Aberdeen manager Stephen Glass has warned Rangers to be careful what they wish for after the Premiership champions contacted the SFA about referee Kevin Clancy’s decisions in Tuesday’s 1-1 draw at Pittodrie.
The Ibrox club held talks with the SFA after highlighting eight incidents in the fiery league encounter which saw Ryan Kent sent off.
Glass, who was also unhappy his side was denied a penalty following an Allan McGregor foul on Ryan Hedges, is bemused by the Light Blues’ stance after insisting the biggest decision in the game was the first one where Clancy failed to award a penalty to his side.
The Dons boss said: “It’s not something I should be getting involved in. We took care of the game the other night and we’ve a Scottish Cup tie to prepare properly for. We don’t want any distractions.
“I don’t want to get involved in it at all. If you start complaining, then I think you’ve got to be careful what you’re complaining about.
“I would say the biggest incident in the game would have taken care of all the other ones afterwards.
“The biggest incident in the game was missed. But we’ve not (raised the issue). The penalty incident is the big incident in the game.”
Complaining to SFA is pointless
When asked if Aberdeen had made a complaint of their own Glass said: “No, what do you achieve?
“Everybody’s seen the game, seen the incident. I don’t know if the referee would accept they’ve missed it or if they think they were right. What do you achieve? Nothing.
“Everybody’s seen what happened.
“We’ve got to focus on what’s next. There’s no doubt that would have impacted the game.
“A penalty kick, a potential red card because he doesn’t make an attempt to play the ball.
“You either sit and complain or you prepare for what’s next. We’ll prepare for what’s next.”
Focus on ending Aberdeen’s 32-year wait for Scottish Cup glory
The Aberdeen manager was reluctant to dwell on the past as he turns his focus to the club’s bid to bring the Scottish Cup to Pittodrie for the first time since 1990.
Glass needs no reminding it has been 32 years and counting since the Dons last won the national cup competition and he insists he and his players are fully focused on the visit of Edinburgh City to Pittodrie for the fourth round tie.
He said: “It has been a long, long time. It has been over 30 years.
“A lot of managers have tried to put that right and found it difficult. It is one of the biggest challenges, coming here, to me and my staff, that’s a huge aim and incentive to be part of the group who put it right.
“The players are aware how long it has been. We get reminded every year and I have been at other clubs where you are reminded every year and it is even longer.

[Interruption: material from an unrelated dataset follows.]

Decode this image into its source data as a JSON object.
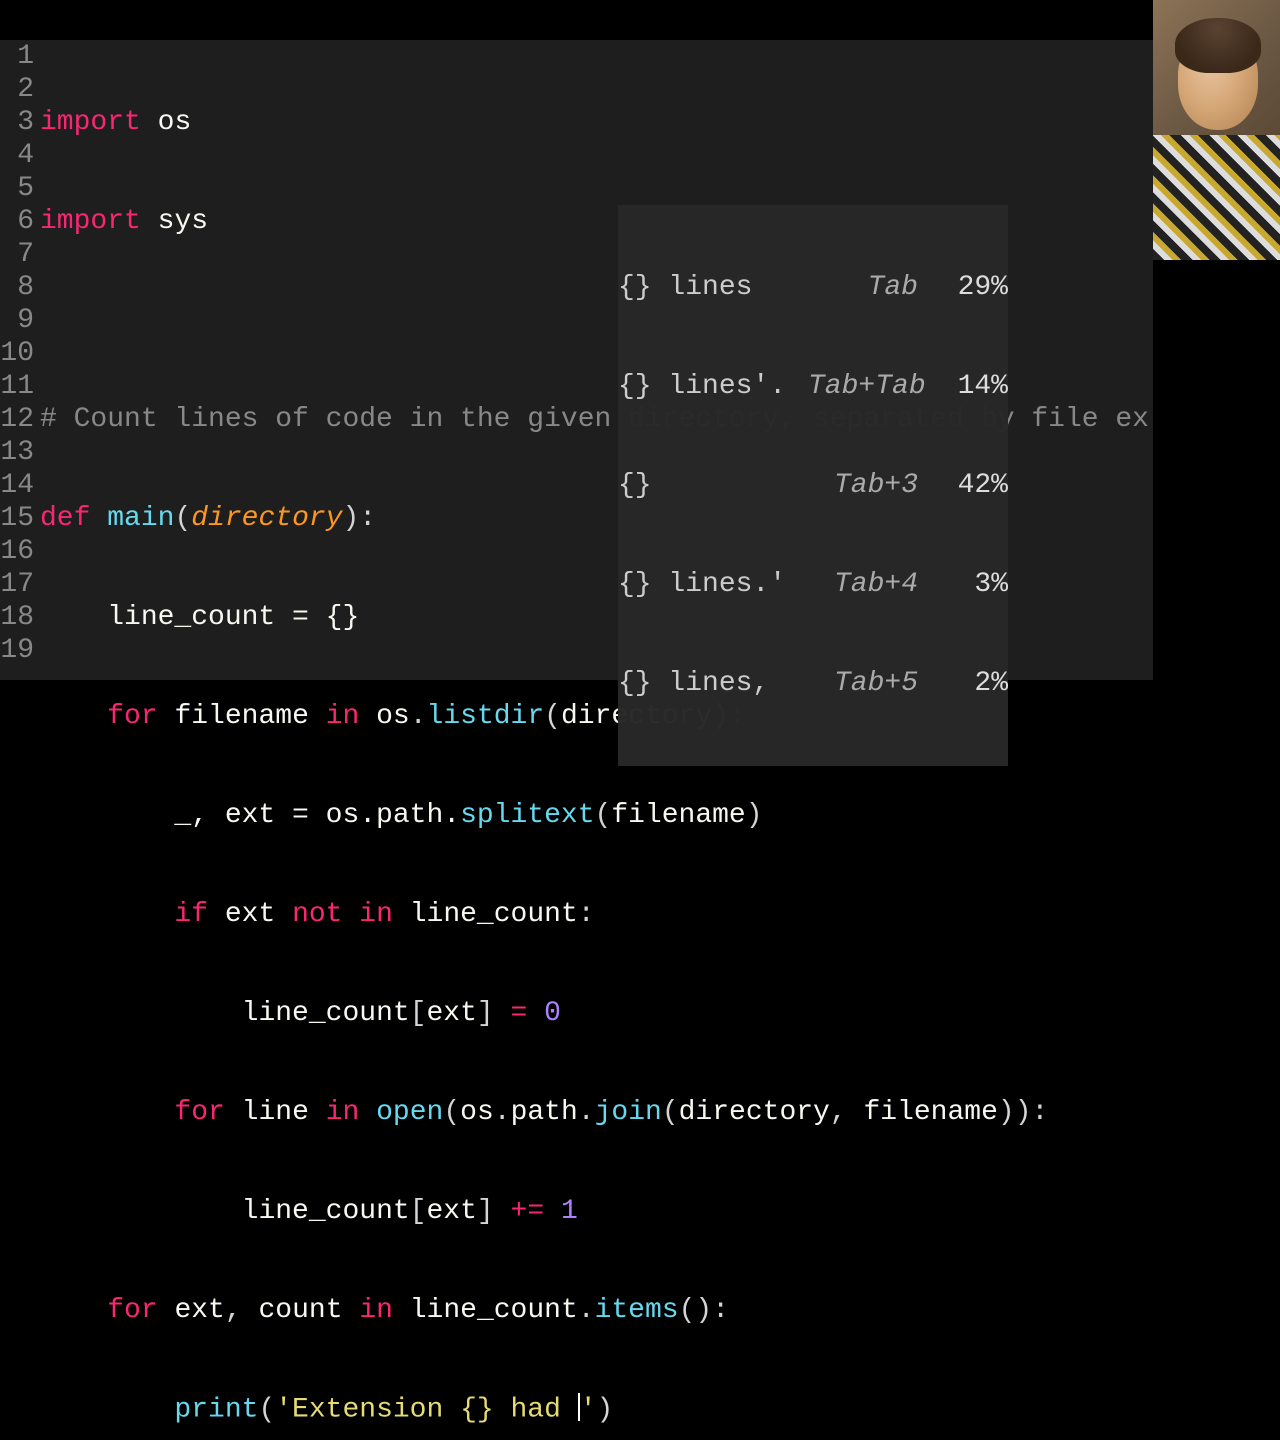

“It’s a big opportunity for us. We know that Edinburgh City will be coming here well up for it. I don’t know if they would see it as a free hit or not, I don’t know how Gary (Naysmith) approaches it.
“But they can come up here, some of the lads can look forward to playing in the stadium.
“It’s an opportunity for Edinburgh City to show what they’ve got to make sure we’re at our best to take care of the game.
“Every team in Scotland is thinking ‘if you win five games, you win the Scottish Cup’.”